**WHAT NEEDS TO BE DONE:**
Every line below that has the string "MORE" adds one to the count. Give that count by itself.

**DATA EXCERPTS:**
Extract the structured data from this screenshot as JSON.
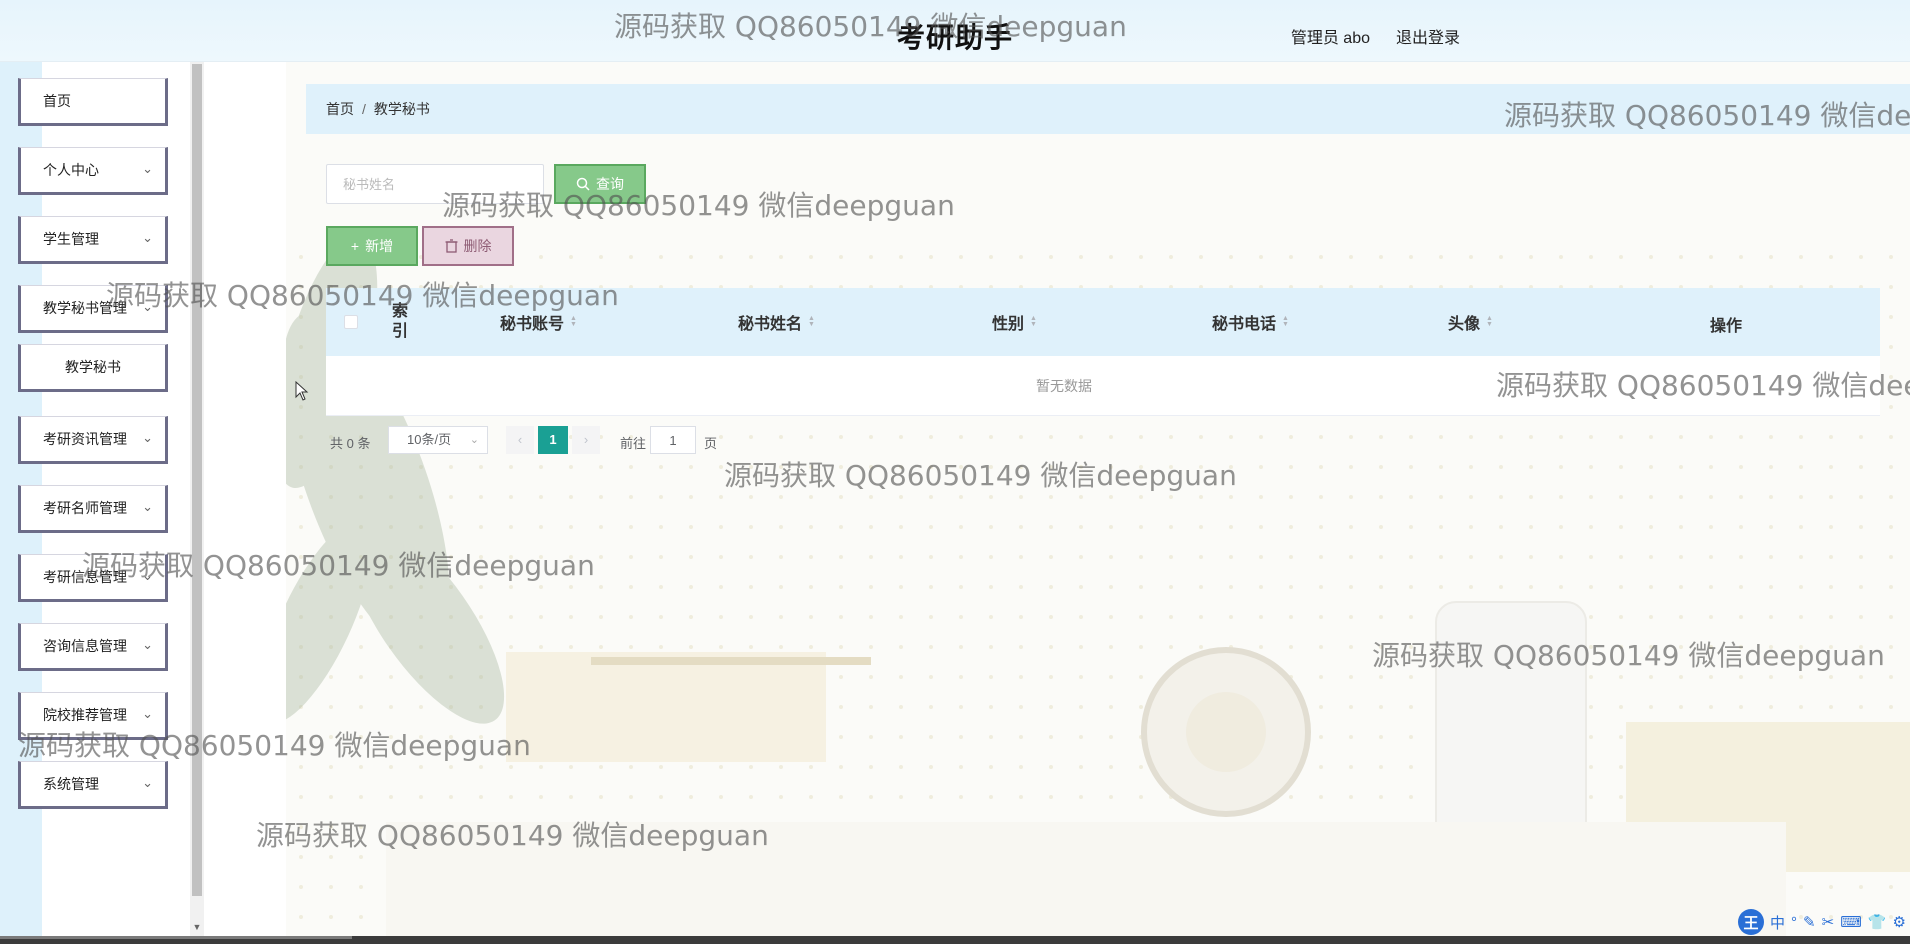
{
  "header": {
    "title": "考研助手",
    "admin": "管理员 abo",
    "logout": "退出登录"
  },
  "sidebar": {
    "items": [
      {
        "label": "首页",
        "expandable": false
      },
      {
        "label": "个人中心",
        "expandable": true
      },
      {
        "label": "学生管理",
        "expandable": true
      },
      {
        "label": "教学秘书管理",
        "expandable": true
      },
      {
        "label": "教学秘书",
        "expandable": false,
        "submenu": true
      },
      {
        "label": "考研资讯管理",
        "expandable": true
      },
      {
        "label": "考研名师管理",
        "expandable": true
      },
      {
        "label": "考研信息管理",
        "expandable": true
      },
      {
        "label": "咨询信息管理",
        "expandable": true
      },
      {
        "label": "院校推荐管理",
        "expandable": true
      },
      {
        "label": "系统管理",
        "expandable": true
      }
    ]
  },
  "breadcrumb": {
    "home": "首页",
    "separator": "/",
    "current": "教学秘书"
  },
  "search": {
    "placeholder": "秘书姓名",
    "button_label": "查询"
  },
  "actions": {
    "add_label": "新增",
    "delete_label": "删除"
  },
  "table": {
    "columns": [
      "索引",
      "秘书账号",
      "秘书姓名",
      "性别",
      "秘书电话",
      "头像",
      "操作"
    ],
    "empty_text": "暂无数据"
  },
  "pagination": {
    "total": "共 0 条",
    "page_size": "10条/页",
    "current_page": "1",
    "goto_label": "前往",
    "goto_value": "1",
    "page_unit": "页"
  },
  "watermark": "源码获取 QQ86050149 微信deepguan",
  "tray": [
    "中",
    "°",
    "✎",
    "✂",
    "⌨",
    "👕",
    "⚙"
  ],
  "tray_logo": "王",
  "colors": {
    "header_bg": "#e6f4fc",
    "accent_green": "#86c98a",
    "delete_pink": "#ead6e0",
    "page_active": "#1aa094",
    "table_header_bg": "#dff1fb"
  }
}
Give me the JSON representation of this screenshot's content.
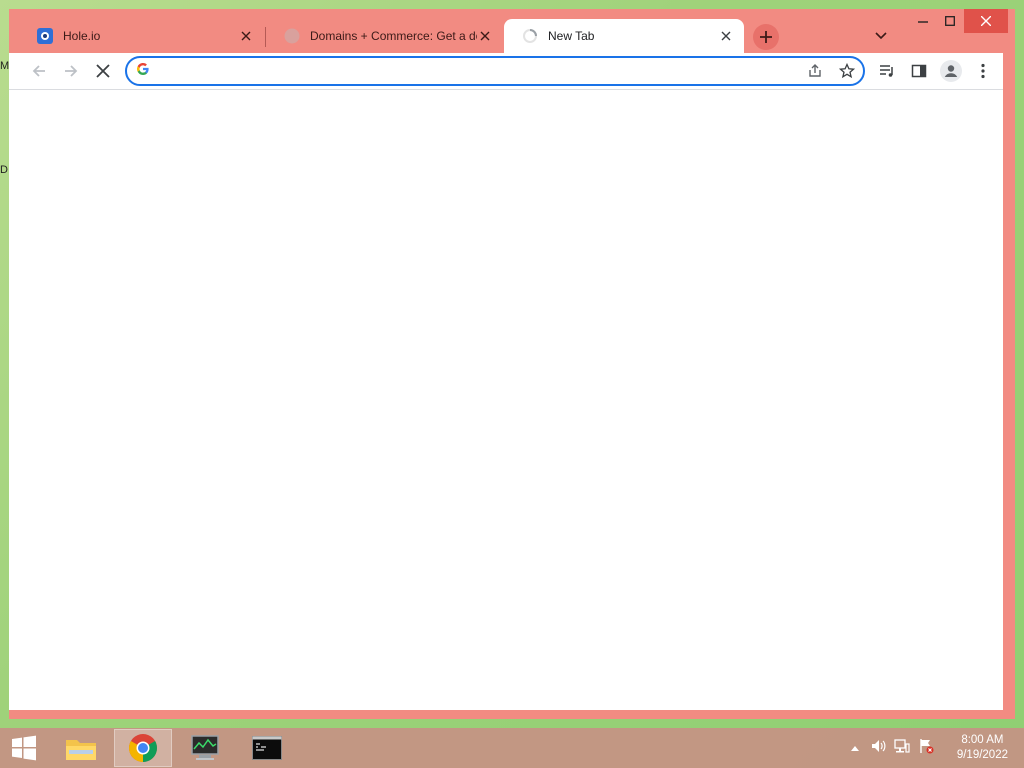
{
  "desktop": {
    "edge_glyph_1": "M",
    "edge_glyph_2": "D"
  },
  "browser": {
    "tabs": [
      {
        "title": "Hole.io",
        "icon": "hole-io-favicon",
        "active": false
      },
      {
        "title": "Domains + Commerce: Get a domain",
        "icon": "globe-favicon",
        "active": false
      },
      {
        "title": "New Tab",
        "icon": "loading-spinner",
        "active": true
      }
    ],
    "omnibox": {
      "value": "",
      "placeholder": ""
    },
    "colors": {
      "frame": "#f28b82",
      "accent": "#1a73e8"
    }
  },
  "taskbar": {
    "items": [
      {
        "name": "start",
        "icon": "windows-logo-icon"
      },
      {
        "name": "file-explorer",
        "icon": "folder-icon"
      },
      {
        "name": "chrome",
        "icon": "chrome-icon"
      },
      {
        "name": "task-manager",
        "icon": "monitor-icon"
      },
      {
        "name": "command-prompt",
        "icon": "cmd-icon"
      }
    ],
    "clock": {
      "time": "8:00 AM",
      "date": "9/19/2022"
    }
  }
}
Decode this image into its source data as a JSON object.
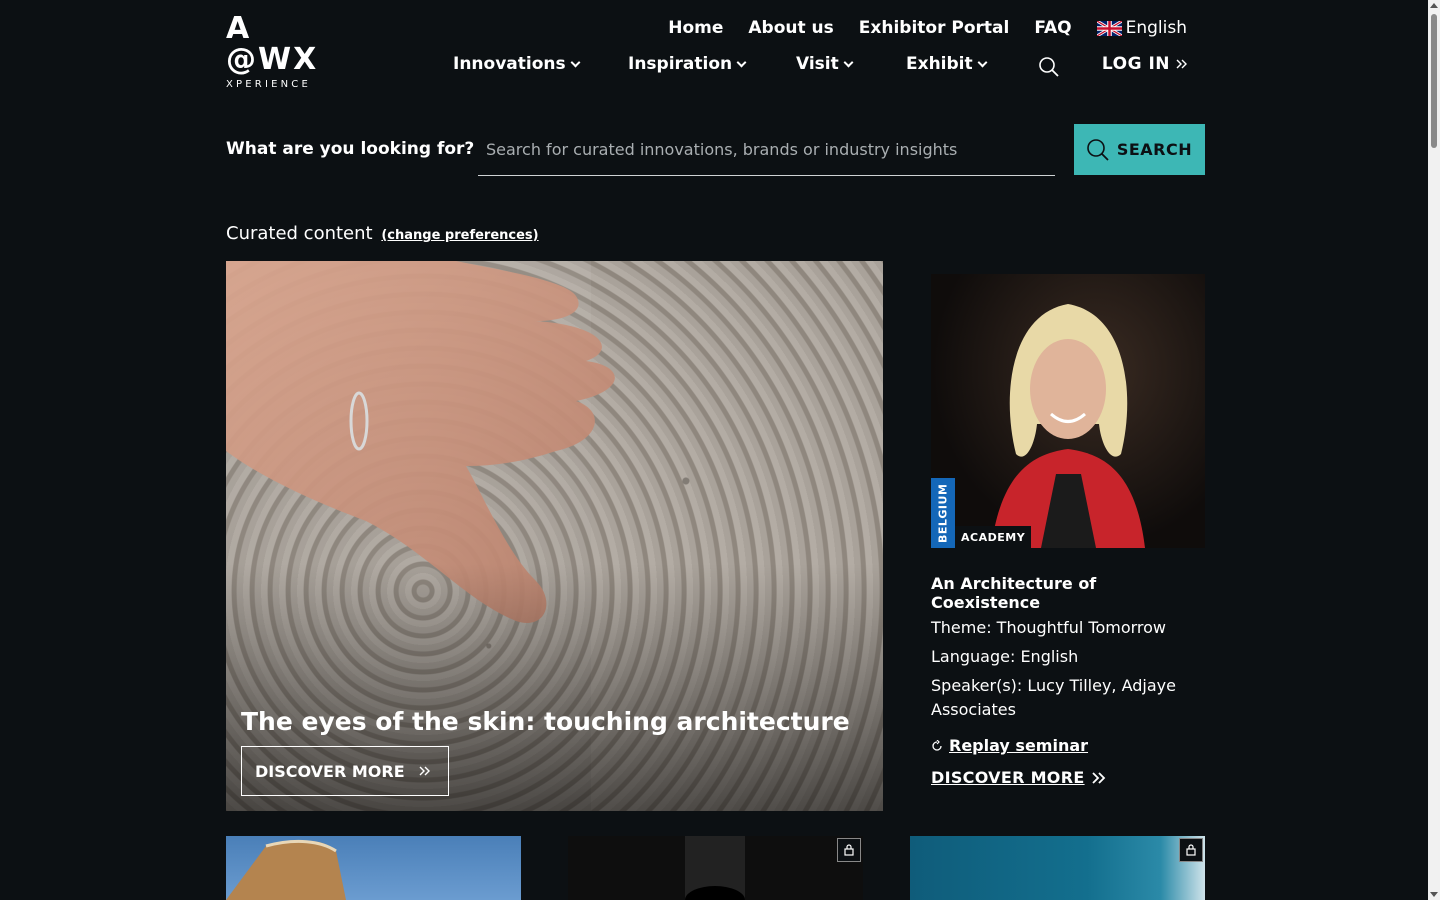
{
  "logo": {
    "line1": "A",
    "line2": "@WX",
    "line3": "XPERIENCE"
  },
  "top_nav": {
    "items": [
      "Home",
      "About us",
      "Exhibitor Portal",
      "FAQ"
    ],
    "language": "English"
  },
  "main_nav": {
    "items": [
      "Innovations",
      "Inspiration",
      "Visit",
      "Exhibit"
    ],
    "login": "LOG IN"
  },
  "search": {
    "label": "What are you looking for?",
    "placeholder": "Search for curated innovations, brands or industry insights",
    "button": "SEARCH"
  },
  "curated": {
    "label": "Curated content",
    "change_link": "(change preferences)"
  },
  "hero": {
    "title": "The eyes of the skin: touching architecture",
    "button": "DISCOVER MORE"
  },
  "card": {
    "country": "BELGIUM",
    "type": "ACADEMY",
    "title": "An Architecture of Coexistence",
    "theme": "Theme: Thoughtful Tomorrow",
    "language": "Language: English",
    "speakers": "Speaker(s): Lucy Tilley, Adjaye Associates",
    "replay": "Replay seminar",
    "discover": "DISCOVER MORE"
  },
  "colors": {
    "background": "#0c1013",
    "accent": "#3db7b5",
    "country_badge": "#1467b8"
  },
  "icons": {
    "search": "search-icon",
    "chevron": "chevron-down-icon",
    "double_chevron": "double-chevron-right-icon",
    "lock": "lock-icon",
    "flag": "uk-flag-icon",
    "replay": "replay-icon"
  }
}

**ANSWER BOX:**
2